    By Mark Nichol
    You won't get very far before running into a cycle at the Exploratorium this fall, but don't worry about dodging manic bicyclists when you visit. We're not talking about bikes here (although the revolving action of a bicycle's wheels is one obvious example of cyclical motion).

    The Exploratorium celebrates recurrence in the natural world with the special exhibition Cycles: Nature Repeats Itself, which opens September 17 and runs through January 5, 1997. Cycles features exhibits about physiology, population dynamics in ecosystems, geology, meteorology, astronomy, and physics. Geysers erupt, pendulums swing, an assortment of things squeak, and computer simulations of other physical phenomena also illustrate the intricate patterns of cycles in nature.

    What role do cycles have in our lives? Here are some examples to get you started:

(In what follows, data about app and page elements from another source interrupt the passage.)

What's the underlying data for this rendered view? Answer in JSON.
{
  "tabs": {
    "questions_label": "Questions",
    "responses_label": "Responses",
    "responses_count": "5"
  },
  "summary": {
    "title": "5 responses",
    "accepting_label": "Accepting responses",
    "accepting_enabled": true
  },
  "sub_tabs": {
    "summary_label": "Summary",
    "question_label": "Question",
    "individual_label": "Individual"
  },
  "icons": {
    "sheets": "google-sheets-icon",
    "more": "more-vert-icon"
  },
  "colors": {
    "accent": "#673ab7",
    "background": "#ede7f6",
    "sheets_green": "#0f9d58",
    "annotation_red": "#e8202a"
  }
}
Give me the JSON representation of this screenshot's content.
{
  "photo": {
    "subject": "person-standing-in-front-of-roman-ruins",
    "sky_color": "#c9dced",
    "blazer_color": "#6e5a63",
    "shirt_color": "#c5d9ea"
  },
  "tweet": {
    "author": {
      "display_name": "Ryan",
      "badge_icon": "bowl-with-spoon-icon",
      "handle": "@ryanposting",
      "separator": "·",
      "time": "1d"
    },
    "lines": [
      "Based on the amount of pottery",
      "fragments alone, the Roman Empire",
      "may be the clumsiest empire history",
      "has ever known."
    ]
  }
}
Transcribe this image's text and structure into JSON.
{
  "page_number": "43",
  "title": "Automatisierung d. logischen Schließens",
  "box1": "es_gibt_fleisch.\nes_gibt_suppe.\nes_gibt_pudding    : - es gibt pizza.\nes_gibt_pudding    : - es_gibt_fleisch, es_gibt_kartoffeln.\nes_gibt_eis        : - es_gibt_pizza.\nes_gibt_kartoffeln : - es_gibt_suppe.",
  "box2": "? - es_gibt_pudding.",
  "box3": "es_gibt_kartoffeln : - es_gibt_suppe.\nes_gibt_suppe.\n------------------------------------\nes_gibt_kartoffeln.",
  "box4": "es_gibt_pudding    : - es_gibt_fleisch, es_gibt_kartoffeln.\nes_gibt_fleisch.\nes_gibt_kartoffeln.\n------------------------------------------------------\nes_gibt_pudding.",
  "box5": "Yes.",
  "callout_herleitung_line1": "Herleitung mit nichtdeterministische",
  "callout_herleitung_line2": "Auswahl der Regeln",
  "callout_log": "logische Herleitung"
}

    • Every minute of every hour of every day and so on for the duration of your life, your heart pulses, pumping blood throughout your body at the rate of about once per second.
    • Every twenty-four hours or so, the earth spins on its axis, driving the recurring habits of our lives--and those of all other living things.
    • Every year at about this time, while much of the country dutifully marches into autumn, San Francisco's capricious weather atones for our fog-shrouded "summertime" with a glorious Indian summer that lasts well into the fall season.
    And oh, yes, about that bicycle--the exhibit Bike Cycle invites visitors to determine the proper sequence in which to press four buttons that operate automated hamstrings and quadriceps, thereby propelling the stationary bicycle's wheels into fruitless motion. We can't have a bicycle--especially a riderless one--careening through the museum, now can we?

    "What's New" asked Exploratorium senior scientist Dr. Thomas Humphrey to talk about cycles and the museum's exhibition. The following conversation is in the RealAudio format.

    28.8 Version 14.4 Version

    If you need the RealAudio player, click here to download it.
      Current Issue
Mail Us

© 1996 Exploratorium, 3601 Lyon Street, San Francisco, CA 94123